  3. demonstrate that a set of parameters exists that results in increased mean family income, full income equality, and full employment, for the simulated member population

The model is semi-realistic in the sense that dollar flows at the start of the simulation resemble those of a real US county economy. Starting income levels resemble real income levels, and tax rates resemble real tax rates of a typical US county of this size. Conditions evolve from this starting point.

The model is a descriptive rather than predictive model. As such, it is concerned only with a limited set of events and flows within the token–dollar economy. The dollar economy and demographics serve primarily as a static backdrop and parameters such as:

  • inflation,
  • normal economic growth,
  • personal savings and investment,
  • birth and death of individuals,
  • income changes for non-members

are not necessary to model in order to gain descriptive insight into how such a hypothetical economy might behave.

Other assumptions are:

  1. the LEDDA participation rate starts at 5 percent of county residents in Year 1 and grows to 90 percent in Year 15. This interval is called the growth period
  2. the income target and TSI target steadily rise during this period
  3. no new members join after the growth period ends, and both the income and TSI targets remain steady until the simulation ends in Year 28.

Assumption 1 is based on  participants  joining primarily due to income gain. Every person who joins and who receives tokens obtains an income increase. (Some members do not receive tokens right away.) Persons who have low starting incomes see proportionally greater income gains. The 90 percent that join all come from families with starting incomes below the 90th percentile (below about $101,000 per year). This group is called the target population.

Gains for persons who come from higher-earning families are modest, and might not be enough to motivate membership. In a real LEDDA, however, members would likely come from all income brackets because all families could gain in well-being, even if they gain little in income.

Some other points:

  • the income target is a series of annual token plus dollar (T&D) incomes that some members receive,
  • Token Share of Income (TSI) is the the fraction of a member’s income that is paid in tokens,
  • The TSI target is a series of TSI values that apply to the income target,
  • In the simulation, both targets are constructed using a linear growth formula

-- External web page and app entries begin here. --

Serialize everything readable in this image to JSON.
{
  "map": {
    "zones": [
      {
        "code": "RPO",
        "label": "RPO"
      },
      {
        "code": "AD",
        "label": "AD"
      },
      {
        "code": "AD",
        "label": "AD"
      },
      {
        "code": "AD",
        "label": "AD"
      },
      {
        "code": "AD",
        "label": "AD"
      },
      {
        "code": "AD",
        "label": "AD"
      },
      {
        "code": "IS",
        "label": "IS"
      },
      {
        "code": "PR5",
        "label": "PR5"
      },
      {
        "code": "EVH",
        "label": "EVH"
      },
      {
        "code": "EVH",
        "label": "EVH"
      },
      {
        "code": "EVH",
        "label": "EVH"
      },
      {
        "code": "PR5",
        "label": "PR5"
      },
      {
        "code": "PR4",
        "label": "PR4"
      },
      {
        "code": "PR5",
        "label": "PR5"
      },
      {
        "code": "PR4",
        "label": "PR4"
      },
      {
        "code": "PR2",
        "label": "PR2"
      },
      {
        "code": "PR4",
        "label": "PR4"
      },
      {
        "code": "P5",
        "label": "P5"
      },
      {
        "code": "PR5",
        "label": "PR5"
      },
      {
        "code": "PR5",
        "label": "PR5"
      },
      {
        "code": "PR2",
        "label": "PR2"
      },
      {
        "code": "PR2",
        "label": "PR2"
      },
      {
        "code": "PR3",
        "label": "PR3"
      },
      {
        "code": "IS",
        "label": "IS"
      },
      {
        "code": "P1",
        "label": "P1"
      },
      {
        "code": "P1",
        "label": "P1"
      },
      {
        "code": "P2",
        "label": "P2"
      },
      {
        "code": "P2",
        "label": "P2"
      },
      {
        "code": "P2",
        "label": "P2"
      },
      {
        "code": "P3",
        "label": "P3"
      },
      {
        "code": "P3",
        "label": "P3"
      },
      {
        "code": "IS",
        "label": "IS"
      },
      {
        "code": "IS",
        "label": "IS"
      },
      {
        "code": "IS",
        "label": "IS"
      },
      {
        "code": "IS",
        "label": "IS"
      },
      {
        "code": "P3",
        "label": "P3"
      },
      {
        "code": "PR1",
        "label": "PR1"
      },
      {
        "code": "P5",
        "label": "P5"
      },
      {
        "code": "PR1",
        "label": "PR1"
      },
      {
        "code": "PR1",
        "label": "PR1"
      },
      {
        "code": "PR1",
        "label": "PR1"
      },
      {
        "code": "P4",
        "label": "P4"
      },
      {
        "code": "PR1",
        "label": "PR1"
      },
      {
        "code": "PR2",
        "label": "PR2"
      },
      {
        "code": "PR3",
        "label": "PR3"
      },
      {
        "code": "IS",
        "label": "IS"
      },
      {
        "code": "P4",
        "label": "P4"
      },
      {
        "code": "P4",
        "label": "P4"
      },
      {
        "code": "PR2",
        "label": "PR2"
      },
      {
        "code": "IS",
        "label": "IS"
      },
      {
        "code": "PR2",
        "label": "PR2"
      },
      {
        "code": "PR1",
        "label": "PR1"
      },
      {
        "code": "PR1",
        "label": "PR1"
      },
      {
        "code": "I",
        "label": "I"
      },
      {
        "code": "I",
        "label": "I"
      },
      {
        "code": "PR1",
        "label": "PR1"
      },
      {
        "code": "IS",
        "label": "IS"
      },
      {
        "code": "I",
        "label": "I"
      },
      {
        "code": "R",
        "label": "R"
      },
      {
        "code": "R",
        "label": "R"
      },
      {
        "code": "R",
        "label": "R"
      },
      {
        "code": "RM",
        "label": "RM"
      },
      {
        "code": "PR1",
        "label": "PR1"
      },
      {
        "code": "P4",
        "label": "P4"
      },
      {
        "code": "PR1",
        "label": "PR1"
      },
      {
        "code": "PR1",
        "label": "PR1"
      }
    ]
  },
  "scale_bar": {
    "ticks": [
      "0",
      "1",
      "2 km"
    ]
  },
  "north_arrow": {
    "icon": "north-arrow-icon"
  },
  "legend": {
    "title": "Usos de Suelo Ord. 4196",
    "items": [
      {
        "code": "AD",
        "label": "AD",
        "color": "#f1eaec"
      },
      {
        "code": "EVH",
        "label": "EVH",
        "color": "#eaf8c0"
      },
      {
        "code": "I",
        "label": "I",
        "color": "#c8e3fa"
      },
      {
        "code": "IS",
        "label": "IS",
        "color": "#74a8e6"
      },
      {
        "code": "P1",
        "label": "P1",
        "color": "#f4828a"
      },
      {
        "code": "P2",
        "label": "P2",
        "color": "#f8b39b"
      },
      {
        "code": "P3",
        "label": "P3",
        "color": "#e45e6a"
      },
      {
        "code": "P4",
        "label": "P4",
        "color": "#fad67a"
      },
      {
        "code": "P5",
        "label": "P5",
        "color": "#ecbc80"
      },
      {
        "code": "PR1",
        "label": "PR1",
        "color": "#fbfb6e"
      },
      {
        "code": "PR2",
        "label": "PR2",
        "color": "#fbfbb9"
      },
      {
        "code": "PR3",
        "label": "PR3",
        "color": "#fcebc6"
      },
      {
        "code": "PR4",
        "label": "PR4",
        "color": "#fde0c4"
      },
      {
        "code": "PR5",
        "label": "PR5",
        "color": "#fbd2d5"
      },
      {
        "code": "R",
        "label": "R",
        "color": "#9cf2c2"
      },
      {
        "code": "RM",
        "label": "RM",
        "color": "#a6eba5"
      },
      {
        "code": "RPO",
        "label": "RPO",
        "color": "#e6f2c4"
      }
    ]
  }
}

A real LEDDA differs from the simulation in that income and TSI targets, and CBFS earmarks (fractions of income contributed to the CBFS), are democratically chosen by members before operations begin, and could be amended over time as necessary.


The most dramatic result of the 28 year simulation is the significant redistribution of wealth. In fact, by year 10, a significant shift has occurred and by year 15, the wealth redistribution is practically 100%.


 ledda sim yr 0 ledda sim yr 10 ledda sim yr 15 ledda sim yr 20

ledda sim yr 28

 Figure 2: County Post-CBFS income population density over 28 year simulation period (Source: Principled Societies Project)


  • The TSI target starts at 5 percent in Year 1 and grows to 35 percent in Year 15.
  • Only minor effects are seen after Year 15 for most of the variables tracked.

The gain in member mean family income over the simulation period for a county population of 100,000 adults is dramatic:

ledda mean post-CBFS family income with and without accumulated CBFS savings

Figure 4.1: Mean post-CBFS family income with and without accumulated CBFS savings (Source: Principled Societies Project)


  • mean income starts at about $40,000 annually in Year 0 (based on U.S. Census microdata)
  • mean income rises to about 104,000 T&D in Year 28. This is post-CBFS income—pretax income after contributions to the CBFS have been made
  • Post-CBFS income can be thought of as pre-tax, take-home income
  • It is assumed that one token equals one inflation-adjusted dollar in purchasing power
  • This implies mean family income increased by 267 percent in the simulation.